_TASK DETAILS_.
Locate every line below that contains the word "meta" and copy it.

_ENTRIES SHOWN_.
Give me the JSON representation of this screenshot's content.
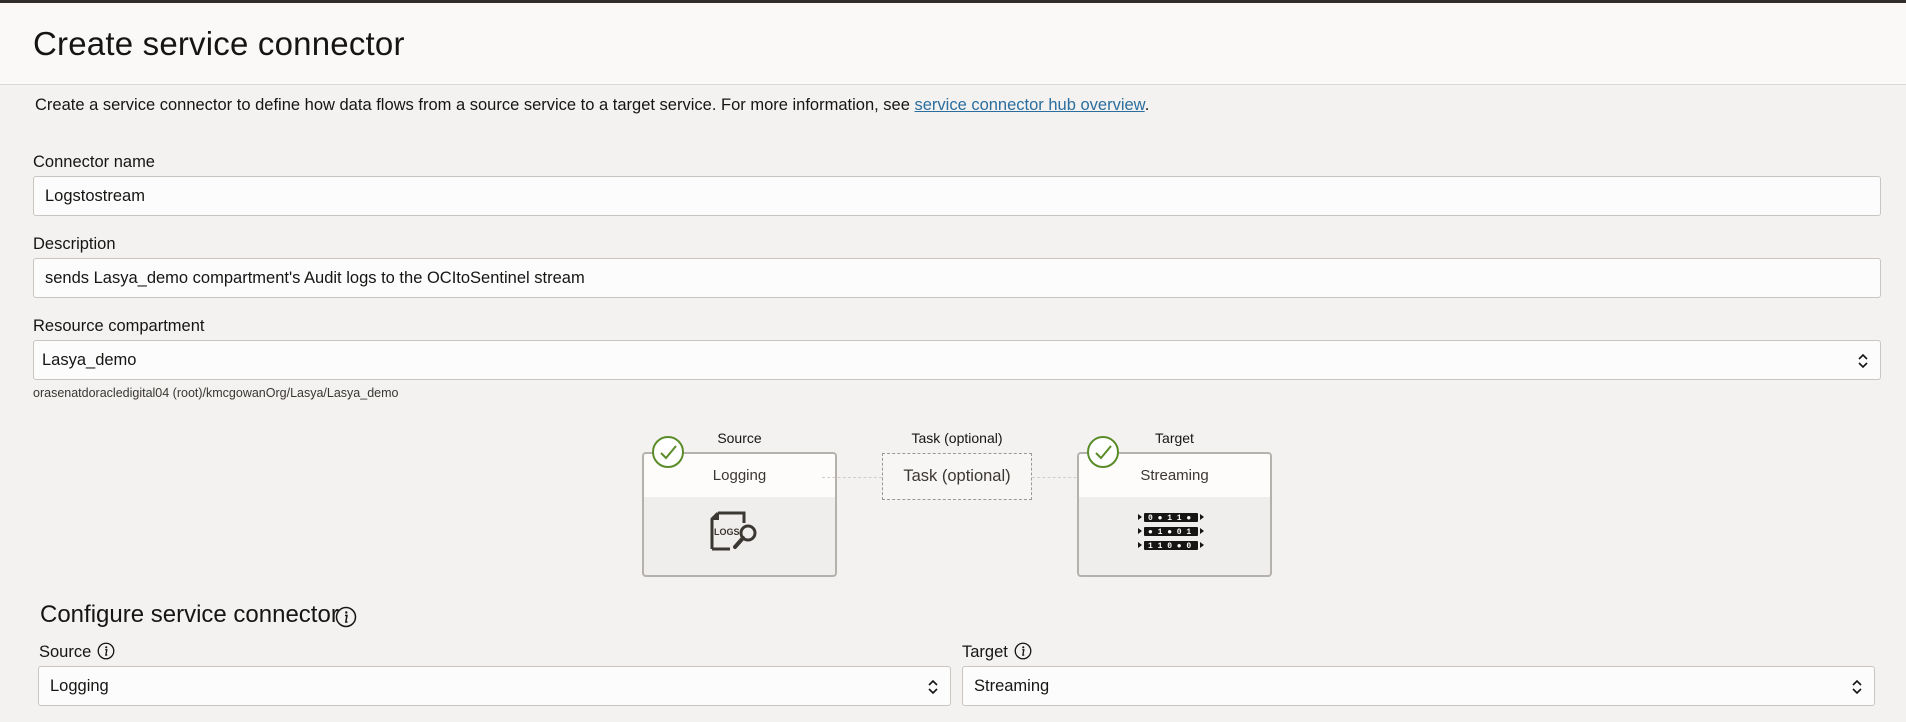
{
  "header": {
    "title": "Create service connector"
  },
  "intro": {
    "text": "Create a service connector to define how data flows from a source service to a target service. For more information, see ",
    "link": "service connector hub overview",
    "suffix": "."
  },
  "connector_name": {
    "label": "Connector name",
    "value": "Logstostream"
  },
  "description": {
    "label": "Description",
    "value": "sends Lasya_demo compartment's Audit logs to the OCItoSentinel stream"
  },
  "compartment": {
    "label": "Resource compartment",
    "value": "Lasya_demo",
    "path": "orasenatdoracledigital04 (root)/kmcgowanOrg/Lasya/Lasya_demo"
  },
  "flow": {
    "source": {
      "title": "Source",
      "card_label": "Logging",
      "icon": "logs-search-icon"
    },
    "task": {
      "title": "Task (optional)",
      "box_label": "Task (optional)"
    },
    "target": {
      "title": "Target",
      "card_label": "Streaming",
      "icon": "stream-bits-icon"
    },
    "stream_rows": [
      "0 ● 1 1 ●",
      "● 1 ● 0 1",
      "1 1 0 ● 0"
    ]
  },
  "configure": {
    "title": "Configure service connector",
    "source_label": "Source",
    "source_value": "Logging",
    "target_label": "Target",
    "target_value": "Streaming"
  },
  "colors": {
    "link": "#2b6e9e",
    "check": "#5b8c2a",
    "background": "#f3f2f1"
  }
}
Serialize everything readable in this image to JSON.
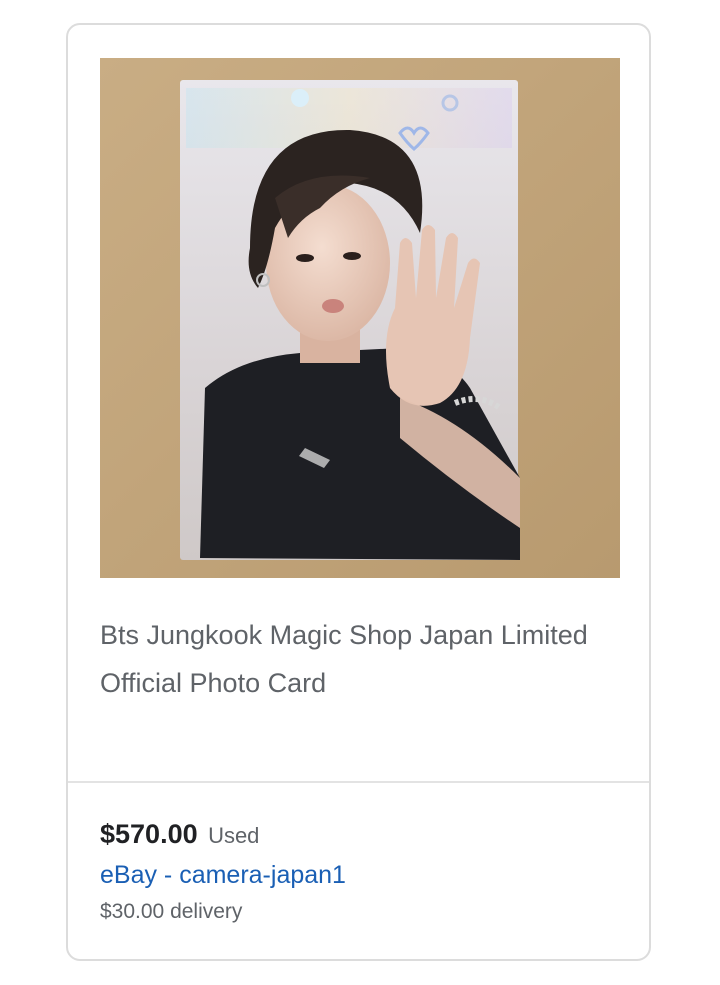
{
  "listing": {
    "image_alt": "BTS Jungkook photo card",
    "title": "Bts Jungkook Magic Shop Japan Limited Official Photo Card",
    "price": "$570.00",
    "condition": "Used",
    "seller": "eBay - camera-japan1",
    "delivery": "$30.00 delivery"
  },
  "colors": {
    "price": "#202124",
    "seller_link": "#1a5fb4",
    "secondary_text": "#5f6368",
    "card_border": "#dcdcdc"
  }
}
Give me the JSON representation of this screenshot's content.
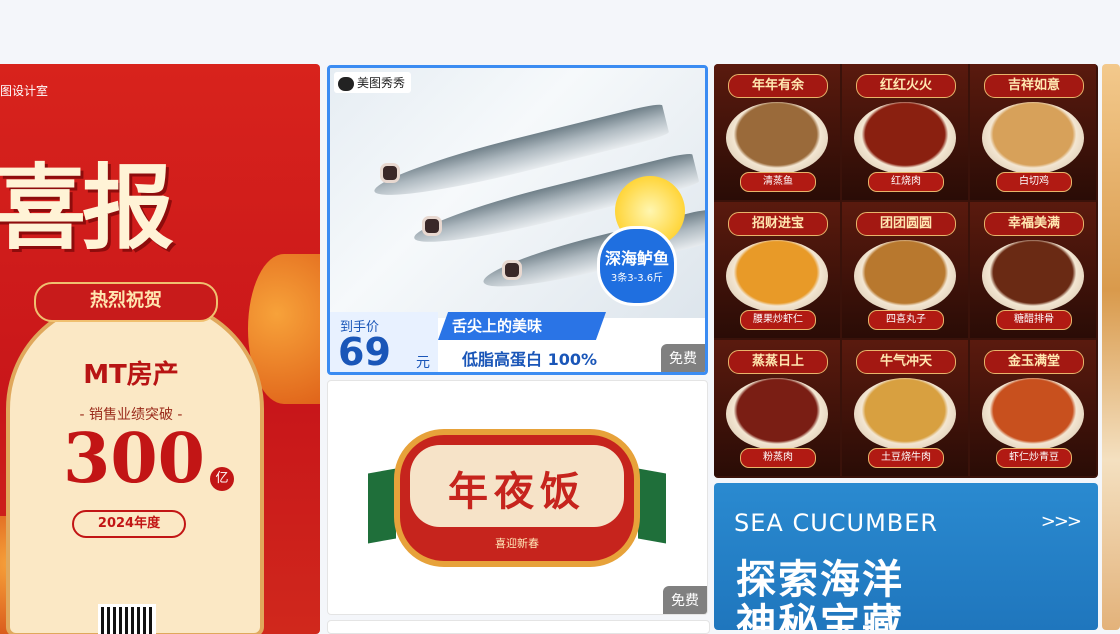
{
  "cards": {
    "xibao": {
      "studio": "图设计室",
      "headline": "喜报",
      "ribbon": "热烈祝贺",
      "company": "MT房产",
      "subline": "- 销售业绩突破 -",
      "number": "300",
      "unit": "亿",
      "year": "2024年度"
    },
    "fish": {
      "logo": "美图秀秀",
      "badge_title": "深海鲈鱼",
      "badge_sub": "3条3-3.6斤",
      "price_label": "到手价",
      "price": "69",
      "price_unit": "元",
      "slogan1": "舌尖上的美味",
      "slogan2": "低脂高蛋白 100%",
      "free_tag": "免费"
    },
    "nianyefan": {
      "title": "年夜饭",
      "subtitle": "喜迎新春",
      "free_tag": "免费"
    },
    "menu": {
      "cells": [
        {
          "title": "年年有余",
          "name": "清蒸鱼",
          "color": "#9a6a3a"
        },
        {
          "title": "红红火火",
          "name": "红烧肉",
          "color": "#8a2010"
        },
        {
          "title": "吉祥如意",
          "name": "白切鸡",
          "color": "#d7a15a"
        },
        {
          "title": "招财进宝",
          "name": "腰果炒虾仁",
          "color": "#e89a28"
        },
        {
          "title": "团团圆圆",
          "name": "四喜丸子",
          "color": "#b8782e"
        },
        {
          "title": "幸福美满",
          "name": "糖醋排骨",
          "color": "#6a2a14"
        },
        {
          "title": "蒸蒸日上",
          "name": "粉蒸肉",
          "color": "#7a1e14"
        },
        {
          "title": "牛气冲天",
          "name": "土豆烧牛肉",
          "color": "#d8a040"
        },
        {
          "title": "金玉满堂",
          "name": "虾仁炒青豆",
          "color": "#c8501e"
        }
      ]
    },
    "sea": {
      "en_title": "SEA CUCUMBER",
      "arrows": ">>>",
      "zh_line1": "探索海洋",
      "zh_line2": "神秘宝藏"
    }
  },
  "colors": {
    "page_bg": "#f4f6fa",
    "fish_border": "#3b8cf2",
    "brand_red": "#c8161a",
    "sea_blue": "#2a8ad0"
  }
}
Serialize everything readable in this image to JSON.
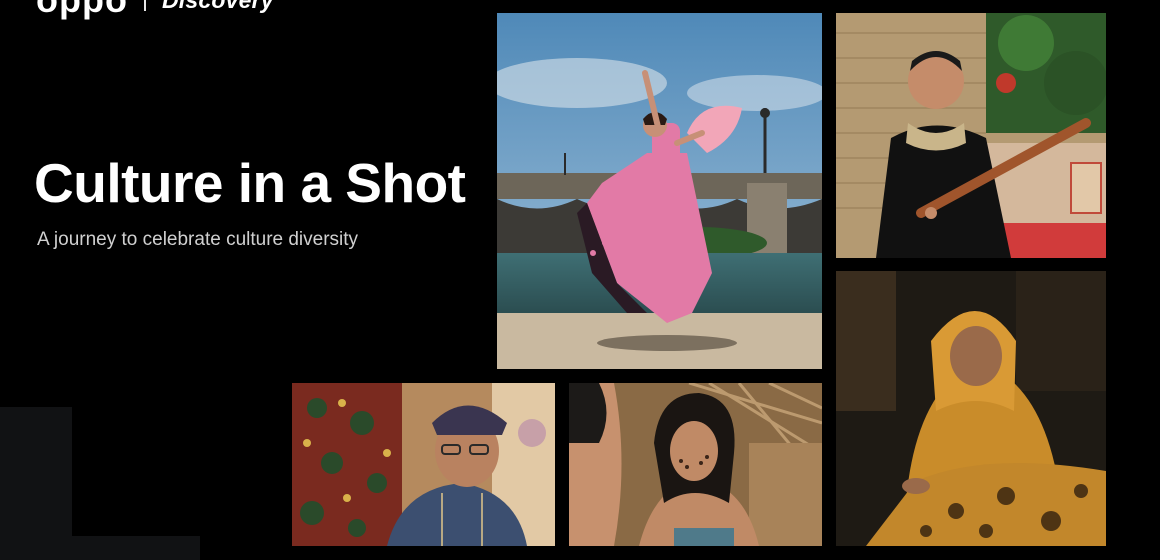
{
  "brand": {
    "primary": "oppo",
    "partner": "Discovery"
  },
  "hero": {
    "title": "Culture in a Shot",
    "subtitle": "A journey to celebrate culture diversity"
  },
  "colors": {
    "background": "#000000",
    "text": "#ffffff",
    "subtitle": "#d0d0d0",
    "panel": "#111214"
  },
  "photos": [
    {
      "subject": "flamenco dancer in pink polka-dot dress with fan by a bridge"
    },
    {
      "subject": "man playing a long-neck lute seated on a red couch"
    },
    {
      "subject": "woman in headscarf painting batik by lamplight"
    },
    {
      "subject": "elderly man in embroidered cap beside batik cloth"
    },
    {
      "subject": "child with face paint under a thatched roof"
    }
  ]
}
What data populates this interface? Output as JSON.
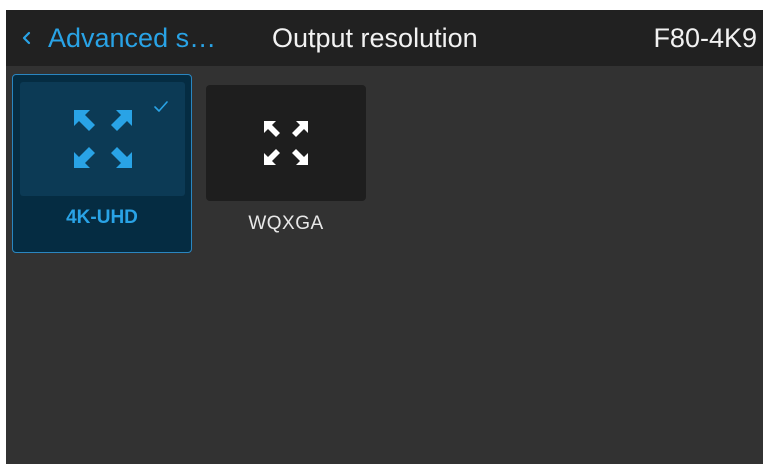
{
  "header": {
    "back_label": "Advanced s…",
    "title": "Output resolution",
    "device": "F80-4K9"
  },
  "options": [
    {
      "label": "4K-UHD",
      "icon": "expand-arrows-icon",
      "selected": true
    },
    {
      "label": "WQXGA",
      "icon": "expand-arrows-icon",
      "selected": false
    }
  ],
  "colors": {
    "accent": "#29a3e6",
    "background": "#323232",
    "header": "#212121",
    "selected_tile": "#052c42",
    "tile": "#1e1e1e"
  }
}
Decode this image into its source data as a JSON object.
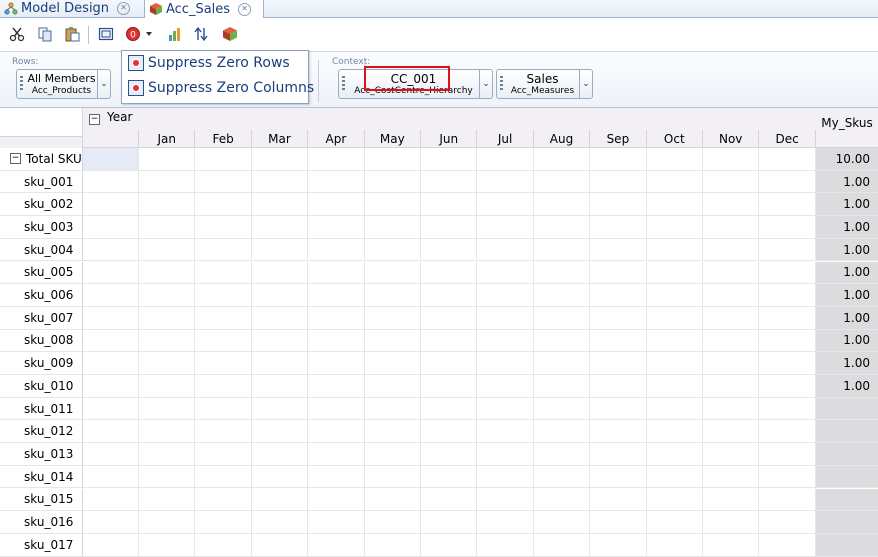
{
  "tabs": [
    {
      "label": "Model Design",
      "icon": "model-design-icon"
    },
    {
      "label": "Acc_Sales",
      "icon": "cube-icon"
    }
  ],
  "toolbar": {
    "icons": [
      "cut-icon",
      "copy-icon",
      "paste-icon",
      "view-options-icon",
      "suppress-zero-icon",
      "dropdown-arrow-icon",
      "chart-icon",
      "swap-axes-icon",
      "cube-settings-icon"
    ]
  },
  "rows_label": "Rows:",
  "context_label": "Context:",
  "rows_selector": {
    "value": "All Members",
    "dimension": "Acc_Products"
  },
  "column_selector_hidden": {
    "value": "",
    "dimension": ""
  },
  "context_selectors": [
    {
      "value": "CC_001",
      "dimension": "Acc_CostCentre_Hierarchy"
    },
    {
      "value": "Sales",
      "dimension": "Acc_Measures"
    }
  ],
  "suppress_menu": [
    "Suppress Zero Rows",
    "Suppress Zero Columns"
  ],
  "grid": {
    "column_dimension": "Year",
    "months": [
      "Jan",
      "Feb",
      "Mar",
      "Apr",
      "May",
      "Jun",
      "Jul",
      "Aug",
      "Sep",
      "Oct",
      "Nov",
      "Dec"
    ],
    "measure_header": "My_Skus",
    "rows": [
      {
        "label": "Total SKU",
        "value": "10.00"
      },
      {
        "label": "sku_001",
        "value": "1.00"
      },
      {
        "label": "sku_002",
        "value": "1.00"
      },
      {
        "label": "sku_003",
        "value": "1.00"
      },
      {
        "label": "sku_004",
        "value": "1.00"
      },
      {
        "label": "sku_005",
        "value": "1.00"
      },
      {
        "label": "sku_006",
        "value": "1.00"
      },
      {
        "label": "sku_007",
        "value": "1.00"
      },
      {
        "label": "sku_008",
        "value": "1.00"
      },
      {
        "label": "sku_009",
        "value": "1.00"
      },
      {
        "label": "sku_010",
        "value": "1.00"
      },
      {
        "label": "sku_011",
        "value": ""
      },
      {
        "label": "sku_012",
        "value": ""
      },
      {
        "label": "sku_013",
        "value": ""
      },
      {
        "label": "sku_014",
        "value": ""
      },
      {
        "label": "sku_015",
        "value": ""
      },
      {
        "label": "sku_016",
        "value": ""
      },
      {
        "label": "sku_017",
        "value": ""
      }
    ]
  },
  "colors": {
    "highlight_box": "#e0101a",
    "measure_column": "#dcdcde",
    "header_bg": "#f3f0f5"
  }
}
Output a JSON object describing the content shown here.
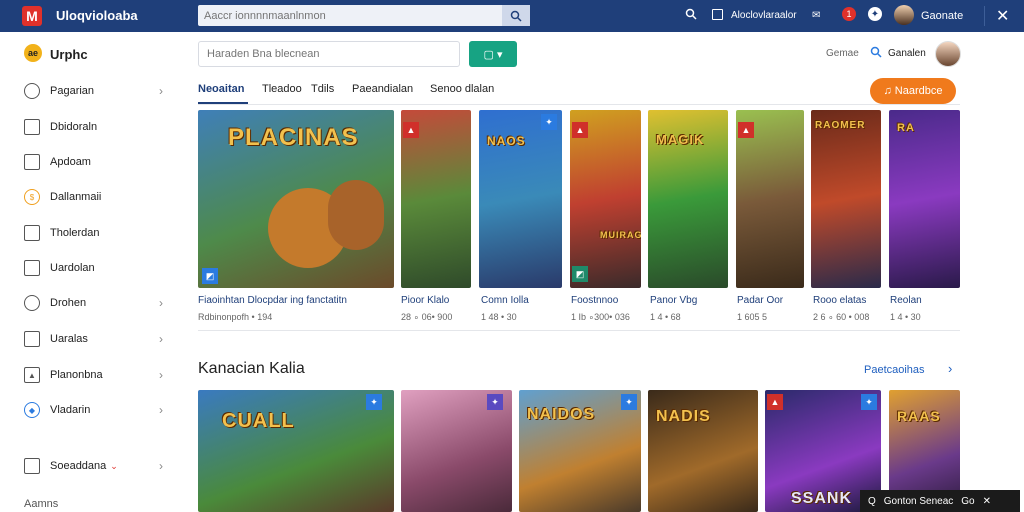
{
  "topbar": {
    "logo_letter": "M",
    "brand": "Uloqvioloaba",
    "search_placeholder": "Aaccr ionnnnmaanlnmon",
    "icons": [
      "search-icon",
      "news-icon",
      "chat-icon",
      "notification-icon",
      "help-icon"
    ],
    "news_label": "Aloclovlaraalor",
    "notification_count": "1",
    "username": "Gaonate"
  },
  "sidebar": {
    "logo_text": "ae",
    "brand": "Urphc",
    "items": [
      {
        "label": "Pagarian",
        "icon": "circle-icon",
        "chevron": true
      },
      {
        "label": "Dbidoraln",
        "icon": "box-icon",
        "chevron": false
      },
      {
        "label": "Apdoam",
        "icon": "folder-icon",
        "chevron": false
      },
      {
        "label": "Dallanmaii",
        "icon": "coin-icon",
        "chevron": false
      },
      {
        "label": "Tholerdan",
        "icon": "doc-icon",
        "chevron": false
      },
      {
        "label": "Uardolan",
        "icon": "list-icon",
        "chevron": false
      },
      {
        "label": "Drohen",
        "icon": "globe-icon",
        "chevron": true
      },
      {
        "label": "Uaralas",
        "icon": "grid-icon",
        "chevron": true
      },
      {
        "label": "Planonbna",
        "icon": "triangle-icon",
        "chevron": true
      },
      {
        "label": "Vladarin",
        "icon": "shield-icon",
        "chevron": true
      },
      {
        "label": "Soeaddana",
        "icon": "grid-icon",
        "chevron": true
      }
    ],
    "footer": "Aamns"
  },
  "toolbar": {
    "filter_placeholder": "Haraden Bna blecnean",
    "go_label": "▢ ▾",
    "user_label": "Gemae",
    "user_name": "Ganalen",
    "action_button": "♫ Naardbce"
  },
  "tabs": [
    "Neoaitan",
    "Tleadoo",
    "Tdils",
    "Paeandialan",
    "Senoo dlalan"
  ],
  "row1": {
    "cards": [
      {
        "title": "Fiaoinhtan Dlocpdar ing fanctatitn",
        "meta": "Rdbinonpofh • 194",
        "art": "PLACINAS"
      },
      {
        "title": "Pioor Klalo",
        "meta": "28 ∘ 06• 900",
        "art": ""
      },
      {
        "title": "Comn Iolla",
        "meta": "1 48 • 30",
        "art": "NAOS"
      },
      {
        "title": "Foostnnoo",
        "meta": "1 Ib ∘300• 036",
        "art": "MUIRAGO"
      },
      {
        "title": "Panor Vbg",
        "meta": "1 4 • 68",
        "art": "MAGIK"
      },
      {
        "title": "Padar Oor",
        "meta": "1 605 5",
        "art": ""
      },
      {
        "title": "Rooo elatas",
        "meta": "2 6 ∘ 60 • 008",
        "art": "RAOMER"
      },
      {
        "title": "Reolan",
        "meta": "1 4 • 30",
        "art": "RA"
      }
    ]
  },
  "section": {
    "title": "Kanacian Kalia",
    "link": "Paetcaoihas",
    "cards": [
      {
        "art": "CUALL"
      },
      {
        "art": ""
      },
      {
        "art": "NAIDOS"
      },
      {
        "art": "NADIS"
      },
      {
        "art": "SSANK"
      },
      {
        "art": "RAAS"
      }
    ]
  },
  "toast": {
    "text": "Gonton Seneac",
    "icon1": "Q",
    "icon2": "Go"
  }
}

_ANSWER_.
        "meta": "Rdbinonpofh • 194",
        "meta": "28 ∘ 06• 900",
        "meta": "1 48 • 30",
        "meta": "1 Ib ∘300• 036",
        "meta": "1 4 • 68",
        "meta": "1 605 5",
        "meta": "2 6 ∘ 60 • 008",
        "meta": "1 4 • 30",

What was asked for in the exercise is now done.